  34. Ton Vrugtman says:

    My name is Ton Vrugtman, I live in Holland.

    I am completing a family tree which starts in 1694, at this moment already comprises of 150 family members.

    I am looking for ROSANNE VRUGTMAN whose details are not as yet on the tree.

    Please send this message to ROSANNE and I hope that she will contact me.


    Ton Vrugtman

  35. Ton,

    I have forwarded your message.


  36. Julie Coley says:

    I am hoping for feedback on a different circumstance. I am writing a book about murders in North Texas 1892-1925. All of the stories that I am writing about originally came from a local newspaper, with complete details on the murder and subsequent trials. At the end of each story I am including a mini genealogy including the names of parents, spouses, siblings and children.
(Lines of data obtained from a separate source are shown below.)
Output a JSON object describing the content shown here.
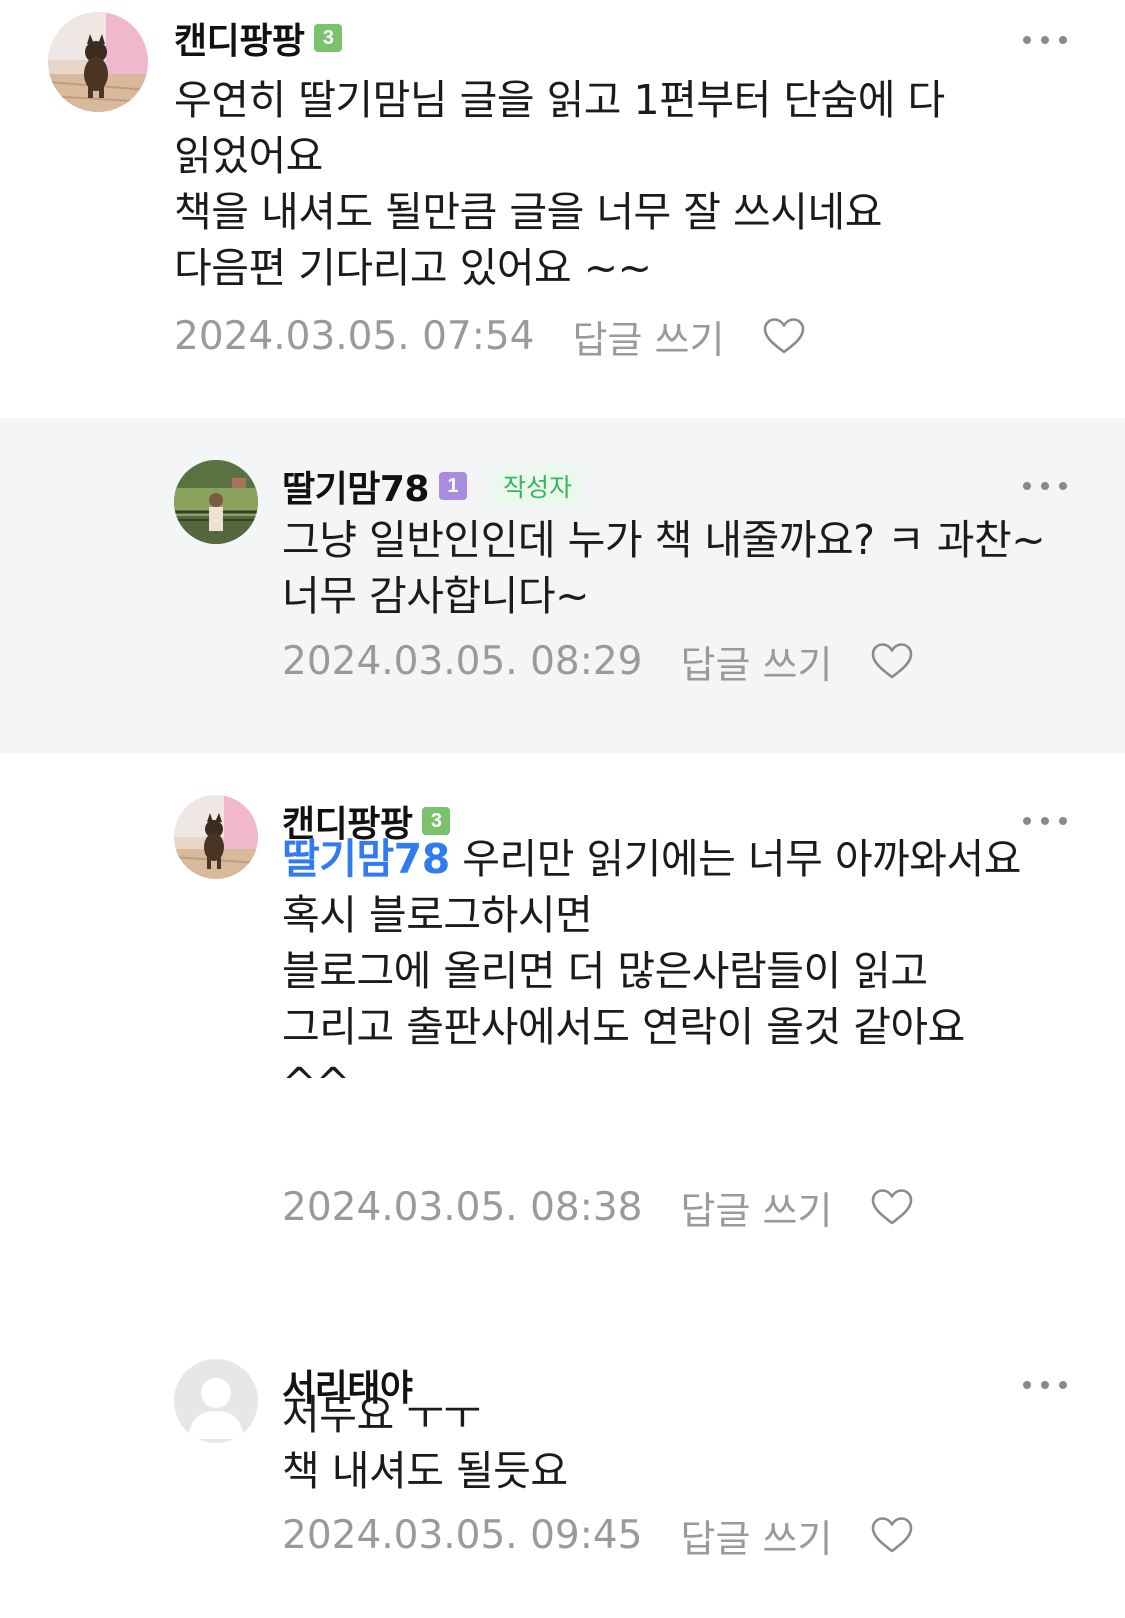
{
  "comments": [
    {
      "nickname": "캔디팡팡",
      "level": "3",
      "text": "우연히 딸기맘님 글을 읽고 1편부터 단숨에 다 읽었어요\n책을 내셔도 될만큼 글을 너무 잘 쓰시네요\n다음편 기다리고 있어요 ~~",
      "date": "2024.03.05. 07:54",
      "reply_label": "답글 쓰기",
      "avatar_icon": "dog-photo-avatar",
      "like_icon": "heart-outline-icon"
    },
    {
      "nickname": "딸기맘78",
      "level": "1",
      "author_badge": "작성자",
      "text": "그냥 일반인인데 누가 책 내줄까요? ㅋ 과찬~너무 감사합니다~",
      "date": "2024.03.05. 08:29",
      "reply_label": "답글 쓰기",
      "avatar_icon": "garden-person-photo-avatar",
      "like_icon": "heart-outline-icon"
    },
    {
      "nickname": "캔디팡팡",
      "level": "3",
      "mention": "딸기맘78",
      "text": " 우리만 읽기에는 너무 아까와서요\n혹시 블로그하시면\n블로그에 올리면 더 많은사람들이 읽고\n그리고 출판사에서도 연락이 올것 같아요\n^^",
      "date": "2024.03.05. 08:38",
      "reply_label": "답글 쓰기",
      "avatar_icon": "dog-photo-avatar",
      "like_icon": "heart-outline-icon"
    },
    {
      "nickname": "서리태야",
      "text": "저두요 ㅜㅜ\n책 내셔도 될듯요",
      "date": "2024.03.05. 09:45",
      "reply_label": "답글 쓰기",
      "avatar_icon": "default-person-avatar",
      "like_icon": "heart-outline-icon"
    }
  ],
  "colors": {
    "mention": "#2f7bef",
    "level_green": "#7ac26b",
    "level_purple": "#a98be0",
    "author_badge_text": "#37b758",
    "reply_background": "#f4f5f6"
  }
}
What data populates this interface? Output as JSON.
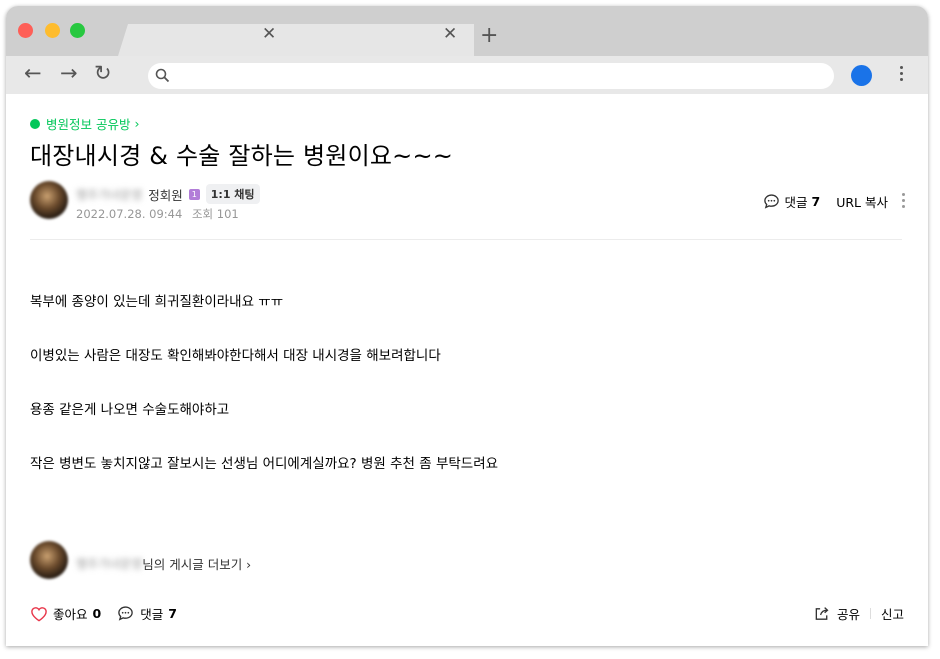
{
  "browser": {
    "tab_close_glyph": "✕",
    "new_tab_glyph": "+",
    "back_glyph": "←",
    "forward_glyph": "→",
    "reload_glyph": "↻",
    "address_value": "",
    "profile_color": "#1a73e8"
  },
  "post": {
    "board_name": "병원정보 공유방",
    "board_chevron": "›",
    "title": "대장내시경 & 수술 잘하는 병원이요~~~",
    "author_nick": "행주가녀운영",
    "author_name": "정회원",
    "level_badge": "1",
    "chat_label": "1:1 채팅",
    "date": "2022.07.28. 09:44",
    "views_label": "조회 101",
    "comment_label": "댓글",
    "comment_count": "7",
    "url_copy_label": "URL 복사",
    "body_lines": [
      "복부에 종양이 있는데 희귀질환이라내요 ㅠㅠ",
      "이병있는 사람은 대장도 확인해봐야한다해서 대장 내시경을 해보려합니다",
      "용종 같은게 나오면 수술도해야하고",
      "작은 병변도 놓치지않고 잘보시는 선생님 어디에계실까요? 병원 추천 좀 부탁드려요"
    ],
    "more_posts_nick": "행주가녀운영",
    "more_posts_label": "님의 게시글 더보기 ›",
    "like_label": "좋아요",
    "like_count": "0",
    "share_label": "공유",
    "report_label": "신고"
  },
  "colors": {
    "accent_green": "#03c75a",
    "heart_red": "#e8364a"
  }
}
Since the murders occurred in or prior to 1925, the children of the subjects are deceased, as I have proven with Social Security Death Records. I am simply trying to document a little bit of our local history.
    My question is, by mentioning the names of the children of the subjects of my story, am I treading on toes that I shouldn’t be? All of my information is found on through census, birth and death records. Am I going too far with my information? Or am I simply informing future generations of some of the hidden secrets in the family’s genealogy?
    Everything was going well with my book and my research until today, when I e mailed a person and asked their permission to use them as a source for some of the information that I found on their family tree on There was no mention of the murder in their database. This person asked me not to mention names of family members in my story. However, I found the names of the children in the 1930 census and all of the children are now deceased.
    So do I respect this person’s wishes, or publish what is already available in the public domain? I would like feedback about my dilemma.

  37. PJ says:

    Court cases in Australia ca 2003 found that copying the phone books to a computerised data base infringed the copyright and Telstra (the telco) was able to close several such companies who were carrying out that business. To the great irritation of all the customers I might add.

Comments are closed.